Making the Case to Integrate Human Mobility into Cross-border Trade and Trade Facilitation

Trade, migration and cross-border human mobility are inherently interconnected; without people, goods and services would be unable to cross borders and contribute to formal economic development. Cross-border traders, due to their frequent crossing of international borders, are mobile populations and therefore of interest to IOM. This think piece examines the interrelationship between cross-border trade and human mobility across borders. It argues that the link between migration, human mobility and trade is neglected. This think piece on case studies looks at examples and practices from four COMESA Member States – the Democratic Republic of the Congo, Malawi, Zambia and Zimbabwe. It is the intention of this piece to contribute to policy and operational responses that integrate human mobility and border management into trade facilitation responses from an immigration and border management perspective.

  • Acknowledgements
  • Abbreviations and acronyms
  • Background and introduction
  • 1. Regional integration, free movement of persons, border management and free trade agreements
  • 2. Cross-border traders as mobile populations
  • 3. Available migration-related data on traders
  • 4. Policy harmonization on trade, migration, border management and integrated/coordinated border management approaches
  • 5. Six pillars: Integrating human mobility into cross-border trade facilitation
    • 5.1. Pillar 1: Facilitation of the movement of persons across the border through effective border management

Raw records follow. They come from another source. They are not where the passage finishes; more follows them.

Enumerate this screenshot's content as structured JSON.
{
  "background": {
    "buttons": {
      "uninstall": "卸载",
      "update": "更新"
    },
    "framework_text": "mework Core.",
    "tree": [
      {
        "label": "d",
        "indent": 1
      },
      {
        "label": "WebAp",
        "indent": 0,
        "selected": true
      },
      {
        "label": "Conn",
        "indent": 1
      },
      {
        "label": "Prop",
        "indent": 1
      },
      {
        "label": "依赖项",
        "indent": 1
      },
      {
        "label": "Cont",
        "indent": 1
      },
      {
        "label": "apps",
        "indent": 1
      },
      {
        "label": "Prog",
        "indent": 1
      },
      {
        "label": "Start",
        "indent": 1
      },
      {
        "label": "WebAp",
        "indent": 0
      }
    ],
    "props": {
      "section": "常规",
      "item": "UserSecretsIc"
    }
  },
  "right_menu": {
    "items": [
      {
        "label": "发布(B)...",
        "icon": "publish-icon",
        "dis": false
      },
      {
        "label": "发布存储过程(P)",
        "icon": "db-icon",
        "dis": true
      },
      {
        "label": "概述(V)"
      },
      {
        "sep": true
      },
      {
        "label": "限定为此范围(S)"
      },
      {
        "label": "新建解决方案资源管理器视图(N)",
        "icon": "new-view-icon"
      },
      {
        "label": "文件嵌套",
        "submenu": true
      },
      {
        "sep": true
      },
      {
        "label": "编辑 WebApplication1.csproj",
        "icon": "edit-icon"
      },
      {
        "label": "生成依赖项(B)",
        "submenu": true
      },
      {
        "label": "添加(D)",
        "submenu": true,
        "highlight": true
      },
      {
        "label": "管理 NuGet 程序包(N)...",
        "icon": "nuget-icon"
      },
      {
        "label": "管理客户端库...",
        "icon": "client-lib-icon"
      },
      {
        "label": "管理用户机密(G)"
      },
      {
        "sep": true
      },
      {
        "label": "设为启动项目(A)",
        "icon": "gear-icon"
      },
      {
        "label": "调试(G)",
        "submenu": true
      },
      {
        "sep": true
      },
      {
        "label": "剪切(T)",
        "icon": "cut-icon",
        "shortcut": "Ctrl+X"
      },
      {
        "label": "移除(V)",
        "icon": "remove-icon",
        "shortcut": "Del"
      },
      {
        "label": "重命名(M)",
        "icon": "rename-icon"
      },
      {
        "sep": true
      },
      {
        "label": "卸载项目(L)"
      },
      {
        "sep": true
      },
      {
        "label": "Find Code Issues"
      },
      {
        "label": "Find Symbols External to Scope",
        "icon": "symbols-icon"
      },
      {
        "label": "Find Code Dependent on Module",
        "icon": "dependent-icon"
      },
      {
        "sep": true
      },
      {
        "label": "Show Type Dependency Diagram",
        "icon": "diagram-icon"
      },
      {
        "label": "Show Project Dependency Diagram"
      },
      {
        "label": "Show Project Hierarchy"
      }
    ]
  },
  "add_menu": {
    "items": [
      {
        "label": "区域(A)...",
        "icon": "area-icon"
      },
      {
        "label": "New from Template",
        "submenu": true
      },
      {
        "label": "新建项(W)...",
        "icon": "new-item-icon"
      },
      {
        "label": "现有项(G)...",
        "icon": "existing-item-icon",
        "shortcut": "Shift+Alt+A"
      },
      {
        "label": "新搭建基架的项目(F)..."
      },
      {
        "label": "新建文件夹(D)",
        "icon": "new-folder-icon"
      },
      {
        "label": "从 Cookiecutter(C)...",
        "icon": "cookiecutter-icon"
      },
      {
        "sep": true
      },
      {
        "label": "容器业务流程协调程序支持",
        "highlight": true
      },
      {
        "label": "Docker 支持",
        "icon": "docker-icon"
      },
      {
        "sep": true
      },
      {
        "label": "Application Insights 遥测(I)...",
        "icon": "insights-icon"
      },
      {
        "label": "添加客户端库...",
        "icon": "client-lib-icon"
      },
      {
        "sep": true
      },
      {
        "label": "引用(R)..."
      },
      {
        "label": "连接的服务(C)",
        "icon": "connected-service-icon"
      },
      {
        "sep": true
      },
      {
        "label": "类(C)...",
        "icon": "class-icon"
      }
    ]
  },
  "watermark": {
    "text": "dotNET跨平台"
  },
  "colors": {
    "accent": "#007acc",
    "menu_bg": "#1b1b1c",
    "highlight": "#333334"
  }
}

    • 5.2. Pillar 2: Health, trade and cross-border population mobility
    • 5.3. Pillar 3: Mainstreaming gender and protecting vulnerable groups including cross-border traders
    • 5.4. Pillar 4: Empowering and capacitating cross-border traders
    • 5.5. Pillar 5: Humanitarian response – Facilitating cross-border trade in times of migration crisis
    • 5.6. Pillar 6: Security at borders– Ensuring the bona fide movement of goods and persons
  • 6. Conclusion